Historian Jacques Pauwels applies a critical, revisionist lens to the First World War, offering readers a fresh interpretation that challenges mainstream thinking. As Pauwels sees it, war offered benefits to everyone, across class and national borders.
For European statesmen, a large-scale war could give their countries new colonial territories, important to growing capitalist economies. For the wealthy and ruling classes, war served as an antidote to social revolution, encouraging workers to exchange socialism's focus on international solidarity for nationalism's intense militarism. And for the working classes themselves, war provided an outlet for years of systemic militarization -- quite simply, they were hardwired to pick up arms, and to do so eagerly.

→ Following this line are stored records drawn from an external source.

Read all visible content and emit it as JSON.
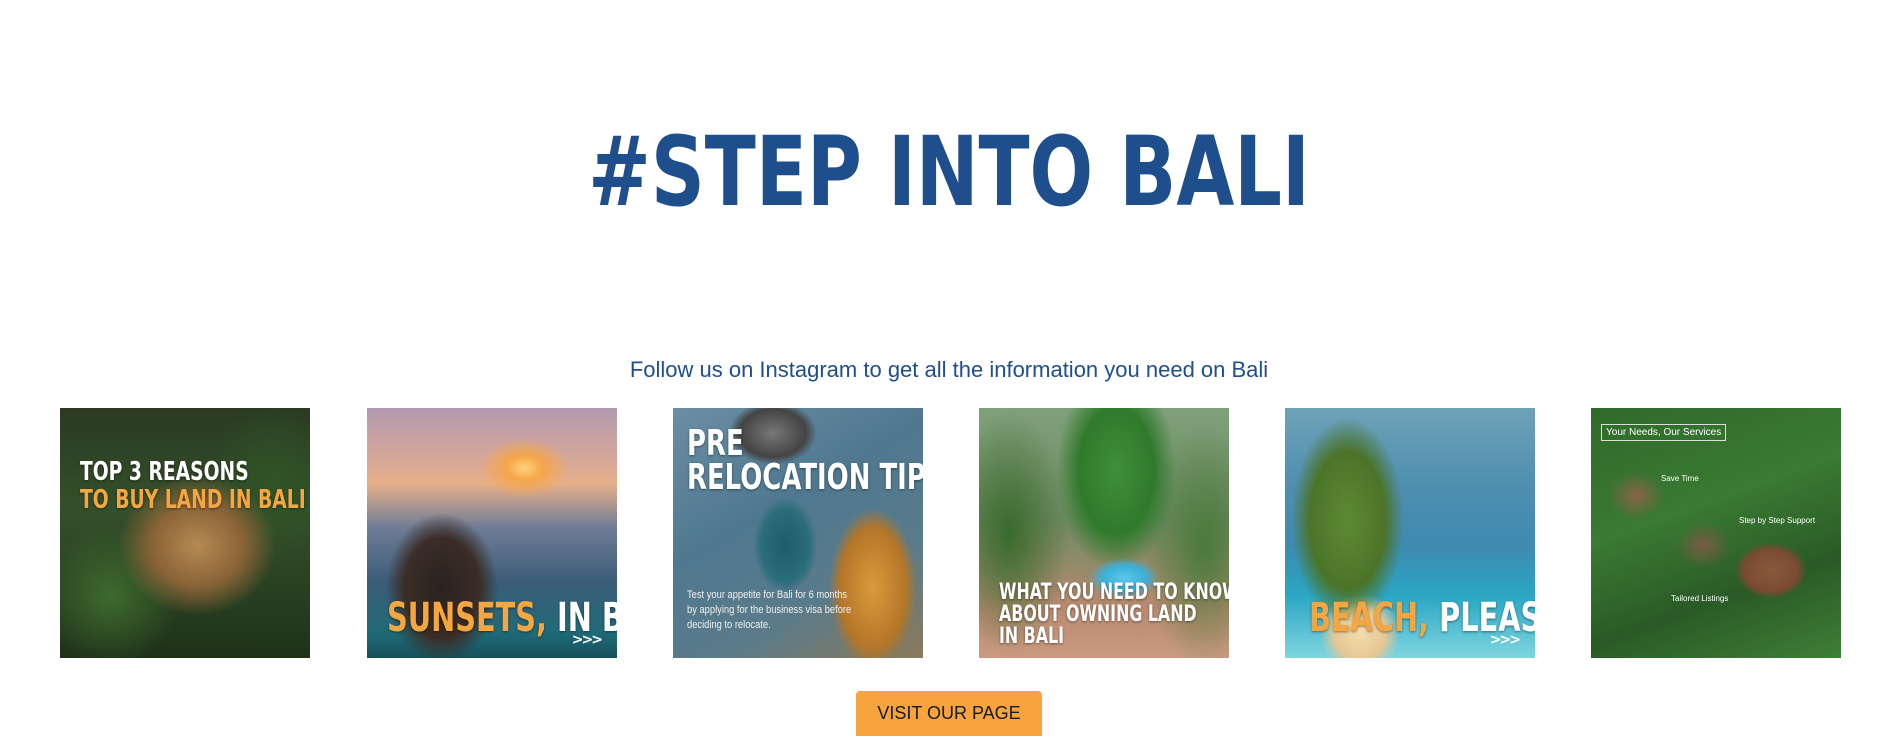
{
  "headline": "#STEP INTO BALI",
  "subline": "Follow us on Instagram to get all the information you need on Bali",
  "posts": [
    {
      "line1": "TOP 3 REASONS",
      "line2": "TO BUY LAND IN BALI"
    },
    {
      "accent": "SUNSETS,",
      "rest": "IN BALI.",
      "arrows": ">>>"
    },
    {
      "line1": "PRE",
      "line2": "RELOCATION TIP",
      "body_line1": "Test your appetite for Bali for 6 months",
      "body_line2": "by applying for the business visa before",
      "body_line3": "deciding to relocate."
    },
    {
      "line1": "WHAT YOU NEED TO KNOW",
      "line2": "ABOUT OWNING LAND",
      "line3": "IN BALI"
    },
    {
      "accent": "BEACH,",
      "rest": "PLEASE.",
      "arrows": ">>>"
    },
    {
      "tag": "Your Needs, Our Services",
      "label1": "Save Time",
      "label2": "Step by Step Support",
      "label3": "Tailored Listings"
    }
  ],
  "cta": {
    "label": "VISIT OUR PAGE"
  },
  "colors": {
    "brand_blue": "#1f4e8c",
    "accent_orange": "#f7a43e"
  }
}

To Pauwels, the assassination of Archduke Franz Ferdinand in June 1914 -- traditionally upheld by historians as the spark that lit the powder keg -- was not a sufficient cause for war but rather a pretext seized upon by European powers to unleash the kind of war they had desired. But what Europe's elite did not expect or predict was some of the war's outcomes: social revolution and Communist Party rule in Russia, plus a wave of political and social democratic reforms in Western Europe that would have far-reaching consequences.
Reflecting his broad research in the voluminous recent literature about the First World War by historians in the leading countries involved in the conflict, Jacques Pauwels has produced an account that challenges readers to rethink their understanding of this key event of twentieth century world history.

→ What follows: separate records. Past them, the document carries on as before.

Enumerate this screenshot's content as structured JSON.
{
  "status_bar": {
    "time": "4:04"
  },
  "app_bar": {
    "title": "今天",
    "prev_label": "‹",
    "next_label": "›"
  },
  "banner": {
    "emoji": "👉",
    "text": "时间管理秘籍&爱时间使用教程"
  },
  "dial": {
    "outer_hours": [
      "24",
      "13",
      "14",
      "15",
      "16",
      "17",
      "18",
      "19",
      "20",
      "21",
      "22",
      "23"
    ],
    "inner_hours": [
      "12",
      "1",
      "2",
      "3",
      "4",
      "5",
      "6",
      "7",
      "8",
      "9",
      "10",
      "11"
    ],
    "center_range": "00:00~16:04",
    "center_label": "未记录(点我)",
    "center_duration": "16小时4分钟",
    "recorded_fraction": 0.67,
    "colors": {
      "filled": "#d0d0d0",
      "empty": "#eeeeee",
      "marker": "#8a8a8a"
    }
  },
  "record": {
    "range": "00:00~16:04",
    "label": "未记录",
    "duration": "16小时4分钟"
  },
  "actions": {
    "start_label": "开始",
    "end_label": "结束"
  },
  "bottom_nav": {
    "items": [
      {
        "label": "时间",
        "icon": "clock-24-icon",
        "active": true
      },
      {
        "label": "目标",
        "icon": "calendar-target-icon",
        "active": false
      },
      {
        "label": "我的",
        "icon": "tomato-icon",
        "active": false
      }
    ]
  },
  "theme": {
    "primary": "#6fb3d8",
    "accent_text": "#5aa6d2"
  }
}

"Consistent with his argument that the war was fought not only between countries, but also between the working class and its social superiors, Pauwels gives us a picture of the event as experienced by those who actually did the fighting and worked in the war industries... Pauwels has given us a thought-provoking account of the Great War that casts it in a different light from that presented in most standard histories of the subject."

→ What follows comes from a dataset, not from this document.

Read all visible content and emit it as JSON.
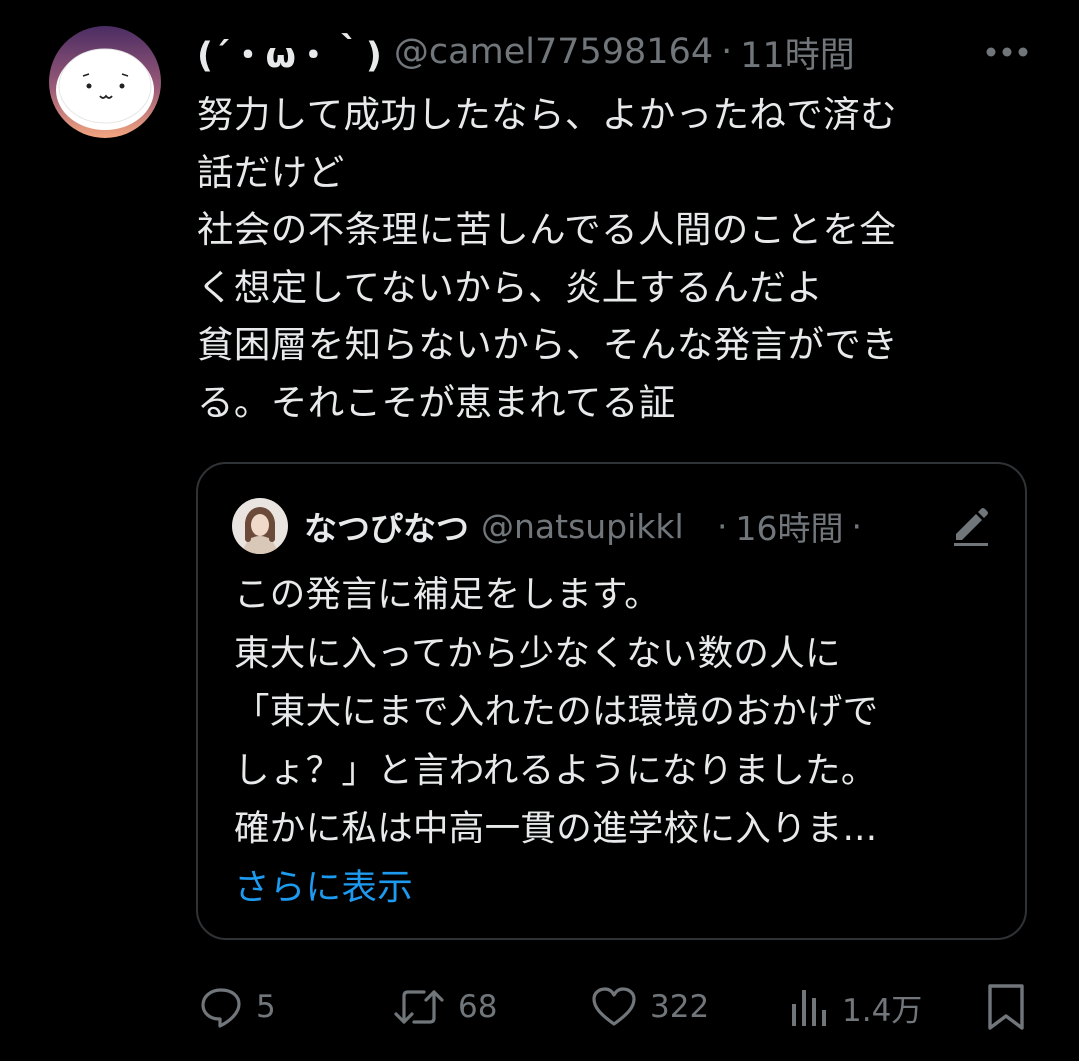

- Ken Osborne, emeritus professor at the faculty of education at the University of Manitoba, Winnipeg Free Press
"The Great Class War 1914-1918 identifies those who want war, those who scurrilously manipulate information, consciousness, and the citizenry to wage war... The focus throughout the book is on the classism at the root of the war. Pauwels? thoroughly compelling narrative leads the reader to the ineluctable conclusion that elitists have been manipulating and leading the masses, unwilling or not, to the killing fields... The Great Class War 1914-1918 is a magnificent opus."
- Kim Petersen, Dissident Voice
JACQUES R. PAUWELS has taught European history at the University of Toronto, York University and the University of Waterloo. He is the author of several books on twentieth-century history, including The Myth of the Good War, in which he provides a revisionist look at the role of the United States and other Allied countries in the Second World War. An independent scholar, Pauwels holds PhDs in history and political science. He lives in Brantford, Ontario.